As the first generation of graduates post the collapse of Lehman take their first steps into the working world, the latest survey of over 600 students in three European countries by eFinancialCareers.com, the leading global careers site for financial professionals, highlights the sobering impact that the events of the last ten months has had on their career path and aspirations.
Based on the findings of the survey, graduate job opportunities on the continent appear to be in short supply for those wanting to enter the financial services sector. In Italy and France relatively few students graduating this summer who want to enter the finance sector have so far been able to secure a place (11% in Italy and almost 16% in France).
In comparison, UK graduates have been moderately more successful - one in five having already landed their first job. In the main, though, rejection letters have been the order of the day.
Despite the knock-backs, the eFinancialCareers.com survey highlights that the overwhelming majority of undergraduates surveyed still want to work in financial services – almost 74% of British students saying they will continue looking for a job in the sector should they fail to have found a position by graduation.
In France and Italy, commitment levels were even higher: 76% of Italian students questioned and 80% of French said they would continue looking for financial services jobs post graduation.
Interestingly, few of the continental students seemed concerned by the tarnished reputation of the banking industry; only 4% of Italian students and 9% of French students said they felt awkward telling friends they wanted to work in investment banking.

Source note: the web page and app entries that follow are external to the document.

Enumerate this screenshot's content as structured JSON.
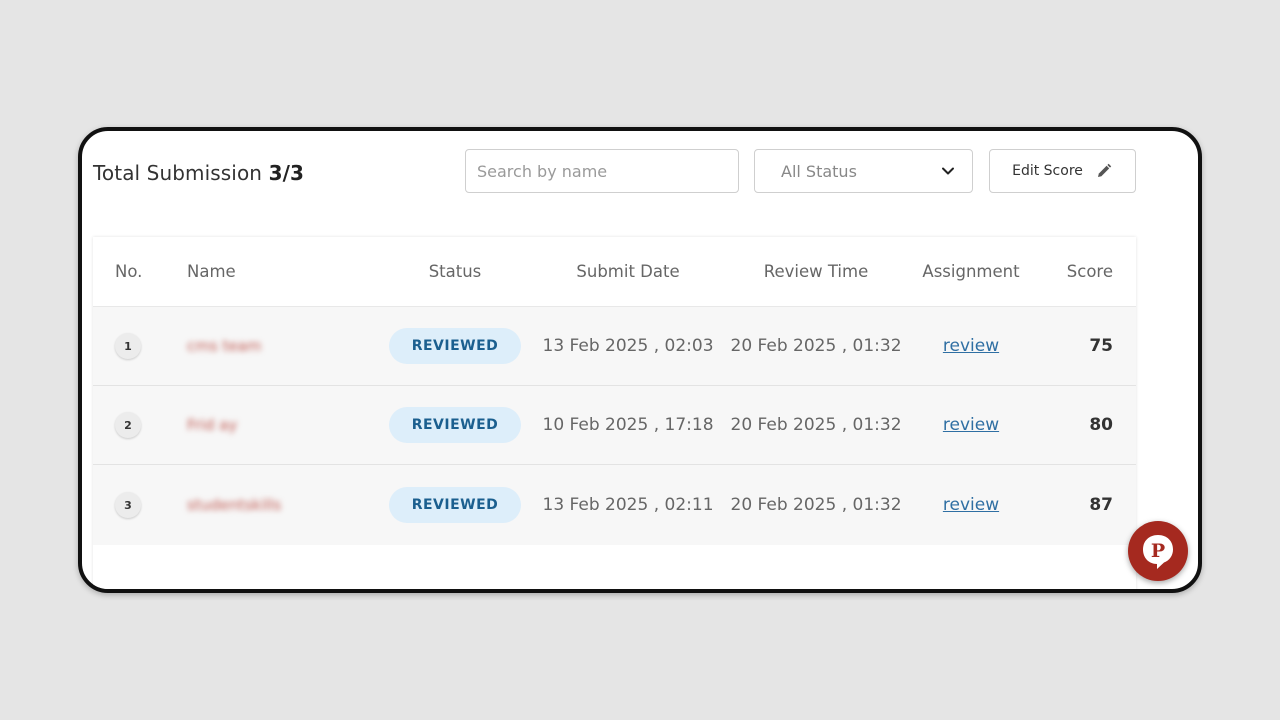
{
  "header": {
    "total_label": "Total Submission",
    "total_count": "3/3",
    "search_placeholder": "Search by name",
    "status_filter": "All Status",
    "edit_score_label": "Edit Score"
  },
  "table": {
    "columns": {
      "no": "No.",
      "name": "Name",
      "status": "Status",
      "submit_date": "Submit Date",
      "review_time": "Review Time",
      "assignment": "Assignment",
      "score": "Score"
    },
    "rows": [
      {
        "no": "1",
        "name": "cms team",
        "status": "REVIEWED",
        "submit_date": "13 Feb 2025 , 02:03",
        "review_time": "20 Feb 2025 , 01:32",
        "assignment": "review",
        "score": "75"
      },
      {
        "no": "2",
        "name": "Frid ay",
        "status": "REVIEWED",
        "submit_date": "10 Feb 2025 , 17:18",
        "review_time": "20 Feb 2025 , 01:32",
        "assignment": "review",
        "score": "80"
      },
      {
        "no": "3",
        "name": "studentskills",
        "status": "REVIEWED",
        "submit_date": "13 Feb 2025 , 02:11",
        "review_time": "20 Feb 2025 , 01:32",
        "assignment": "review",
        "score": "87"
      }
    ]
  },
  "fab": {
    "letter": "P"
  },
  "colors": {
    "status_pill_bg": "#ddeefa",
    "status_pill_text": "#1b5f8f",
    "link": "#2f6fa3",
    "fab": "#a5291f"
  },
  "icons": {
    "dropdown": "chevron-down-icon",
    "edit": "pencil-icon",
    "fab": "p-logo-icon"
  }
}
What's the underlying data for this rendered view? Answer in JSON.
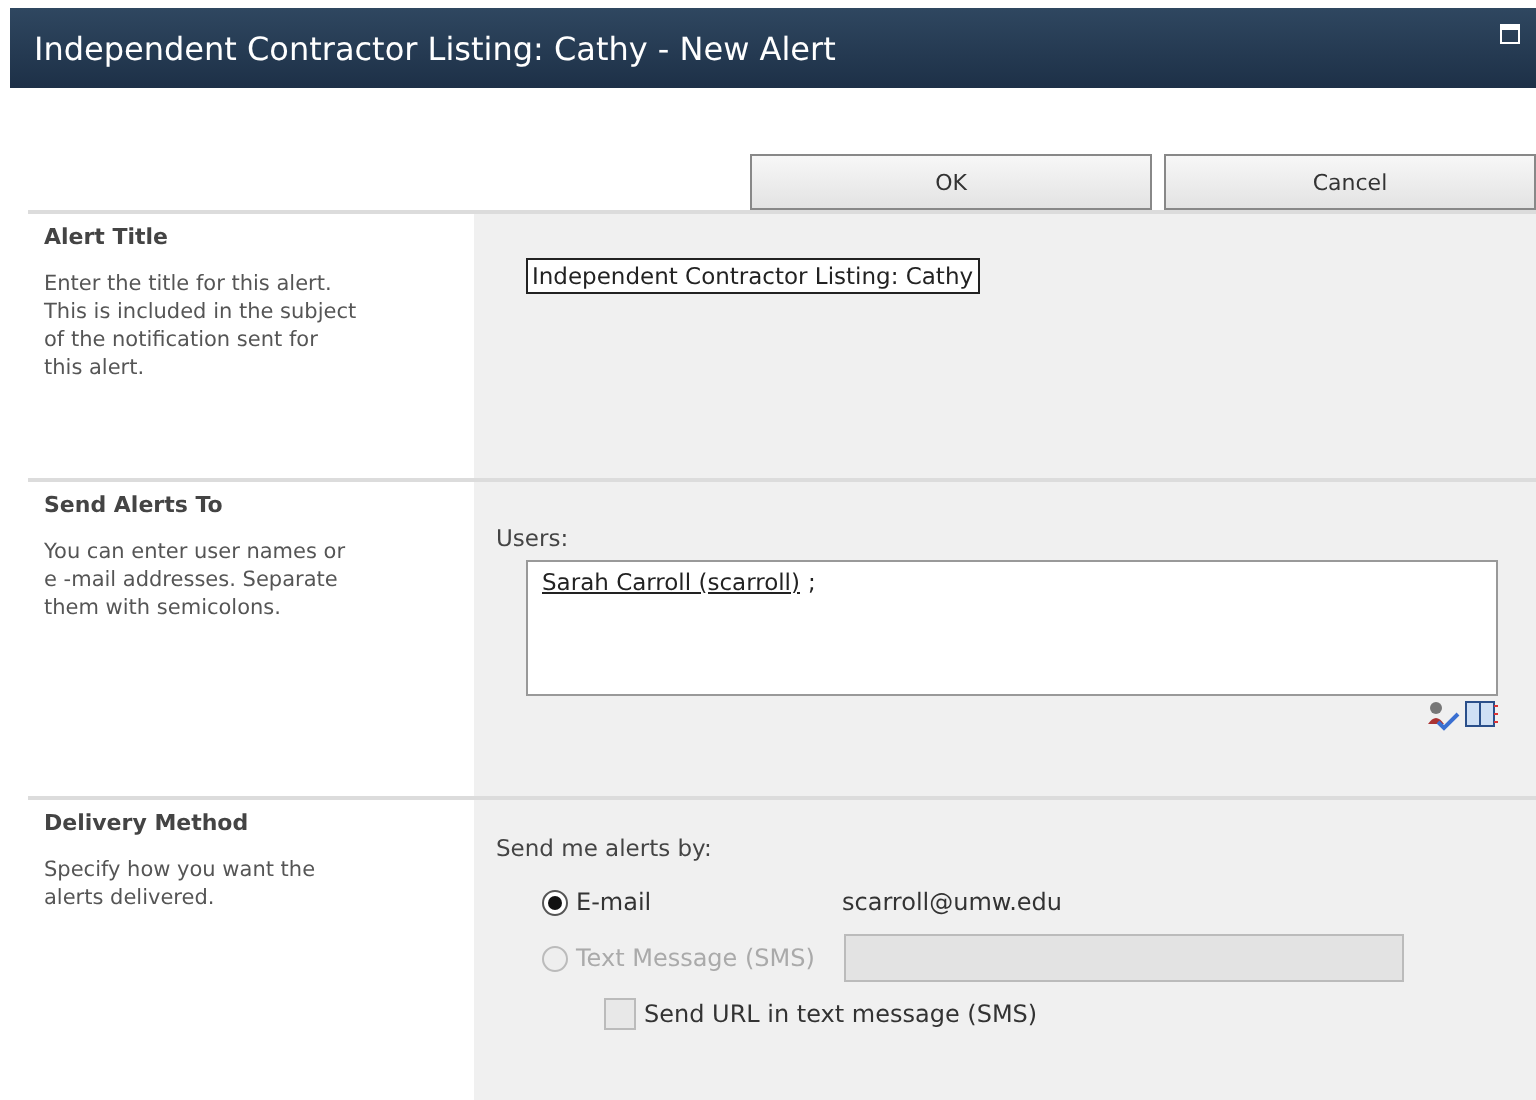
{
  "window": {
    "title": "Independent Contractor Listing: Cathy - New Alert"
  },
  "buttons": [
    {
      "label": "OK"
    },
    {
      "label": "Cancel"
    }
  ],
  "sections": [
    {
      "kind": "title",
      "heading": "Alert Title",
      "description": "Enter the title for this alert. This is included in the subject of the notification sent for this alert.",
      "value": "Independent Contractor Listing: Cathy"
    },
    {
      "kind": "users",
      "heading": "Send Alerts To",
      "description": "You can enter user names or e -mail addresses. Separate them with semicolons.",
      "label": "Users:",
      "user": "Sarah Carroll (scarroll)",
      "separator": ";"
    },
    {
      "kind": "delivery",
      "heading": "Delivery Method",
      "description": "Specify how you want the alerts delivered.",
      "label": "Send me alerts by:",
      "options": [
        {
          "label": "E-mail",
          "selected": true,
          "disabled": false,
          "detail": "scarroll@umw.edu"
        },
        {
          "label": "Text Message (SMS)",
          "selected": false,
          "disabled": true
        }
      ],
      "sms_url": {
        "label": "Send URL in text message (SMS)",
        "checked": false,
        "disabled": true
      }
    }
  ]
}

By contrast, over a third of UK students said they felt embarrassed mentioning their choice of career to friends. And in a separate poll of 277 UK students by eFinancialCareers, 26% admitted their parents had expressed a negative opinion about their desire to go into the City.

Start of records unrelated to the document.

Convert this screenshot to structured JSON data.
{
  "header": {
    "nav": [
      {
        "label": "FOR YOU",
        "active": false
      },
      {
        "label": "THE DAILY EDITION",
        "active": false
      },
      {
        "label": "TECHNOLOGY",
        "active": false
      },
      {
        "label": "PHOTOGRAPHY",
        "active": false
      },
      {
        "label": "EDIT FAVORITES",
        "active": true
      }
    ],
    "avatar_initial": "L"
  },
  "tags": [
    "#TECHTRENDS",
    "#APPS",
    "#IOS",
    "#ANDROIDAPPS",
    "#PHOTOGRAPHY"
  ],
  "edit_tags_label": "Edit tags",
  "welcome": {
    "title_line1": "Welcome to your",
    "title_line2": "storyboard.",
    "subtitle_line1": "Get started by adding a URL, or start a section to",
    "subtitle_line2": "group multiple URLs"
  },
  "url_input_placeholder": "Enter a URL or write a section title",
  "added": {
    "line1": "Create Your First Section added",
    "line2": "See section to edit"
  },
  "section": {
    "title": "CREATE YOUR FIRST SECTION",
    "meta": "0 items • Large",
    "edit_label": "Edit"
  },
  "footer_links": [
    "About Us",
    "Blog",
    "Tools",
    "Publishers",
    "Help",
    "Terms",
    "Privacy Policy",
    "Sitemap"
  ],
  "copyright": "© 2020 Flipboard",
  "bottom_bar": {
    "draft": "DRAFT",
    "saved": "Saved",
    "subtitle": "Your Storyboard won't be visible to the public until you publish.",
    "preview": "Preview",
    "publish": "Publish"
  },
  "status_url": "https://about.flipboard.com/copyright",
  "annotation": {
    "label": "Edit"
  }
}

London nevertheless remains the financial centre of choice in which to work for both French and UK students wanting to enter the financial services sector. For Italian students, Milan is the preferred centre, narrowly beating London into second place.

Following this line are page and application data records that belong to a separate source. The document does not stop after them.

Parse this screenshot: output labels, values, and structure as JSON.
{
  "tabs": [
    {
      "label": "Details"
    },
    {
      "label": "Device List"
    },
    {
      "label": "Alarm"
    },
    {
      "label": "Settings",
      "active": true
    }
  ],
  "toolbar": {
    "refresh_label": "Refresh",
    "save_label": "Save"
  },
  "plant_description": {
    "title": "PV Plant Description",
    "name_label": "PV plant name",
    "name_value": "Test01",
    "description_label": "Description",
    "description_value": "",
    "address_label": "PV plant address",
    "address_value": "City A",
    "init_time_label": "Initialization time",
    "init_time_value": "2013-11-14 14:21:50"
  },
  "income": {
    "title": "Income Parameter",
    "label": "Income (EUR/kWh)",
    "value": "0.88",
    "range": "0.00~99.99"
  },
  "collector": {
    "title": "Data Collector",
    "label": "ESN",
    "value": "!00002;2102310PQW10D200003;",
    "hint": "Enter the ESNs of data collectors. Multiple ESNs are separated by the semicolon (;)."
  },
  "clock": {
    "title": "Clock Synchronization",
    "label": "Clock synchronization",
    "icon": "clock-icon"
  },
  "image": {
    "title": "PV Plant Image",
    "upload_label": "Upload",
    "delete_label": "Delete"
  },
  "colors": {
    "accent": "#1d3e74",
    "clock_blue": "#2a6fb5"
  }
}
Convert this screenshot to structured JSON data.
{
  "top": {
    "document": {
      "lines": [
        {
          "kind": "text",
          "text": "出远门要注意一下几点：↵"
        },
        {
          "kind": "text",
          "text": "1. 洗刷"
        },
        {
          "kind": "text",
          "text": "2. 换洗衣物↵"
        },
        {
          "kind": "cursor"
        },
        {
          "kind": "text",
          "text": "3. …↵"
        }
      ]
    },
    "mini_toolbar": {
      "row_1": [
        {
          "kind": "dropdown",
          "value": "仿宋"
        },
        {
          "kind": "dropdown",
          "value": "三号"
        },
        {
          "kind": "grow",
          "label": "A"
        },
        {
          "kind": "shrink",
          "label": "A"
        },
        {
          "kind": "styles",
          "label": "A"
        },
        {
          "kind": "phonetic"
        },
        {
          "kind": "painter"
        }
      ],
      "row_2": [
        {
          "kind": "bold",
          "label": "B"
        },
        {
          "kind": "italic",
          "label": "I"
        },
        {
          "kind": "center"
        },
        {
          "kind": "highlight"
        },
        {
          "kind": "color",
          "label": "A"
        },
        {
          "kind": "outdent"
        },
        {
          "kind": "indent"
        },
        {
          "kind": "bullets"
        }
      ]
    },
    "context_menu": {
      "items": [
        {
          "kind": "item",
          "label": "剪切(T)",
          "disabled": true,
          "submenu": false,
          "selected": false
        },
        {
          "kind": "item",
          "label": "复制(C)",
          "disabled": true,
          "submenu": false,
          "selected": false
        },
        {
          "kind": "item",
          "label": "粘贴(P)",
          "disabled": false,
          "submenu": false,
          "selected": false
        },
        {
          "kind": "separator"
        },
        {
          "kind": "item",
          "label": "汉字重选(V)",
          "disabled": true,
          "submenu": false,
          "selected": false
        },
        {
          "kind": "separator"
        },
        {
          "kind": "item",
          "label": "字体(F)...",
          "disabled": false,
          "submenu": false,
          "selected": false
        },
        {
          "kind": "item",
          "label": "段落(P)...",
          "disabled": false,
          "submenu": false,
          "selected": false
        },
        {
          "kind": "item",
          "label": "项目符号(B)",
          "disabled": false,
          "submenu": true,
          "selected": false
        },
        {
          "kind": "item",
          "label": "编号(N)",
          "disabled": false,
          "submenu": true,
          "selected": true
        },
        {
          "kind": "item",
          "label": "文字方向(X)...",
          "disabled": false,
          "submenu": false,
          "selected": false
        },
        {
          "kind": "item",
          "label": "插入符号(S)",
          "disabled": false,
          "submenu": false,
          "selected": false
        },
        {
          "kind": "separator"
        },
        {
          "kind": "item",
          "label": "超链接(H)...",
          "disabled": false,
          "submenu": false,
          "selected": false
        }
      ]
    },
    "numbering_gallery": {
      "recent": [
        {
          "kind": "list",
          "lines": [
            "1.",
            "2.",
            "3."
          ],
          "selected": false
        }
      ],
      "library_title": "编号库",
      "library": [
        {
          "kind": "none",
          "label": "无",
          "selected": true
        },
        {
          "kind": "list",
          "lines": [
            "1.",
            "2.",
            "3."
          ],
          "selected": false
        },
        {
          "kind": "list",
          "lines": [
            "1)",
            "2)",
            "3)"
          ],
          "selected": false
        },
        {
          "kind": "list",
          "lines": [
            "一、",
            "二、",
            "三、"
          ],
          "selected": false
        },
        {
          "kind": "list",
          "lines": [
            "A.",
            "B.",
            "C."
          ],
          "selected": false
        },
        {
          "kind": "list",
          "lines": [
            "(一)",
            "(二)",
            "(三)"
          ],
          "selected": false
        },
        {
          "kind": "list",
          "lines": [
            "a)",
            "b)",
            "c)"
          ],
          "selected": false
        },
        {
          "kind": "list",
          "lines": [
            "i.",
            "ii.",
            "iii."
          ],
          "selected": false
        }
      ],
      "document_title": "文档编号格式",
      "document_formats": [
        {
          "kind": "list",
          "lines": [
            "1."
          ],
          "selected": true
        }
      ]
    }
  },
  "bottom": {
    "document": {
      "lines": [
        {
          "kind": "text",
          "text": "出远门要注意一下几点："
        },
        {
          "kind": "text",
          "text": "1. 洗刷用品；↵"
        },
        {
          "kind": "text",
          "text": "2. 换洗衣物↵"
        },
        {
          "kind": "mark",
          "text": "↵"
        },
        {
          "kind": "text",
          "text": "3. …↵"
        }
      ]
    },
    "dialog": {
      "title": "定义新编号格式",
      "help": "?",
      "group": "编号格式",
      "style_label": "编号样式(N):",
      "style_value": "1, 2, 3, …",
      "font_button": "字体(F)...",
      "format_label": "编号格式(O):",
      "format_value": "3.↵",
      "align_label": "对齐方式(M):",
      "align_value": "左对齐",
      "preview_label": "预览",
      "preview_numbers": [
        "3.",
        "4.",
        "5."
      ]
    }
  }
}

However, many admitted that the City of London has lost some of its appeal. This trend was most notable amongst the UK students surveyed. When they started college, 8